* [Exercise data]:
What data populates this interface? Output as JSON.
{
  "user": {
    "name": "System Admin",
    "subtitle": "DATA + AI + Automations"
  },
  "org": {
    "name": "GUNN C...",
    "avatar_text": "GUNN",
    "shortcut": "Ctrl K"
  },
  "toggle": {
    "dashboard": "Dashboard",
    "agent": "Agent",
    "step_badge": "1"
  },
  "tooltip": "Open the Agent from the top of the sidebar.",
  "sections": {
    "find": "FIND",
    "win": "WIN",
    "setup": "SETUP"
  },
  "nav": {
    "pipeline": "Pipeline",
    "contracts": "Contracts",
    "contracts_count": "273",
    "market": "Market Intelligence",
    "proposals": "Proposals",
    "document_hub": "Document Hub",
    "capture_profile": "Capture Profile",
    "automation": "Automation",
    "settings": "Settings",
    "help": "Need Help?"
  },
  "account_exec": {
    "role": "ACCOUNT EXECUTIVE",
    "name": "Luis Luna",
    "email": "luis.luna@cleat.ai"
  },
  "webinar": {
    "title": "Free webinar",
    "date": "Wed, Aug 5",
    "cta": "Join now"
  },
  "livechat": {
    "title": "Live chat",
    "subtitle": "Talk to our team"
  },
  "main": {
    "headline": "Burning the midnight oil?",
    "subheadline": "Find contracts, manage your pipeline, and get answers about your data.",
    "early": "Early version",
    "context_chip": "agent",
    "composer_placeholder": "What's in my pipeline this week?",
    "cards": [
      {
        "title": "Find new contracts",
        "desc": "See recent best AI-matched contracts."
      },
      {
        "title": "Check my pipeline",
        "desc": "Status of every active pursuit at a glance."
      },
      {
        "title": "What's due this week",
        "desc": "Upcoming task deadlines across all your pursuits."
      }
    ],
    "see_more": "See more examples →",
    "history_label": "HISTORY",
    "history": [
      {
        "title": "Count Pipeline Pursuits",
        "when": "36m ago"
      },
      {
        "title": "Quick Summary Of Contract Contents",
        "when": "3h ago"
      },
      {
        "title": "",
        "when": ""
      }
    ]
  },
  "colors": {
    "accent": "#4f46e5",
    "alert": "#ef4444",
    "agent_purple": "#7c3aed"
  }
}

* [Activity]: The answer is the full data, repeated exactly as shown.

* [Task output]:
What data populates this interface? Output as JSON.
{
  "user": {
    "name": "System Admin",
    "subtitle": "DATA + AI + Automations"
  },
  "org": {
    "name": "GUNN C...",
    "avatar_text": "GUNN",
    "shortcut": "Ctrl K"
  },
  "toggle": {
    "dashboard": "Dashboard",
    "agent": "Agent",
    "step_badge": "1"
  },
  "tooltip": "Open the Agent from the top of the sidebar.",
  "sections": {
    "find": "FIND",
    "win": "WIN",
    "setup": "SETUP"
  },
  "nav": {
    "pipeline": "Pipeline",
    "contracts": "Contracts",
    "contracts_count": "273",
    "market": "Market Intelligence",
    "proposals": "Proposals",
    "document_hub": "Document Hub",
    "capture_profile": "Capture Profile",
    "automation": "Automation",
    "settings": "Settings",
    "help": "Need Help?"
  },
  "account_exec": {
    "role": "ACCOUNT EXECUTIVE",
    "name": "Luis Luna",
    "email": "luis.luna@cleat.ai"
  },
  "webinar": {
    "title": "Free webinar",
    "date": "Wed, Aug 5",
    "cta": "Join now"
  },
  "livechat": {
    "title": "Live chat",
    "subtitle": "Talk to our team"
  },
  "main": {
    "headline": "Burning the midnight oil?",
    "subheadline": "Find contracts, manage your pipeline, and get answers about your data.",
    "early": "Early version",
    "context_chip": "agent",
    "composer_placeholder": "What's in my pipeline this week?",
    "cards": [
      {
        "title": "Find new contracts",
        "desc": "See recent best AI-matched contracts."
      },
      {
        "title": "Check my pipeline",
        "desc": "Status of every active pursuit at a glance."
      },
      {
        "title": "What's due this week",
        "desc": "Upcoming task deadlines across all your pursuits."
      }
    ],
    "see_more": "See more examples →",
    "history_label": "HISTORY",
    "history": [
      {
        "title": "Count Pipeline Pursuits",
        "when": "36m ago"
      },
      {
        "title": "Quick Summary Of Contract Contents",
        "when": "3h ago"
      },
      {
        "title": "",
        "when": ""
      }
    ]
  },
  "colors": {
    "accent": "#4f46e5",
    "alert": "#ef4444",
    "agent_purple": "#7c3aed"
  }
}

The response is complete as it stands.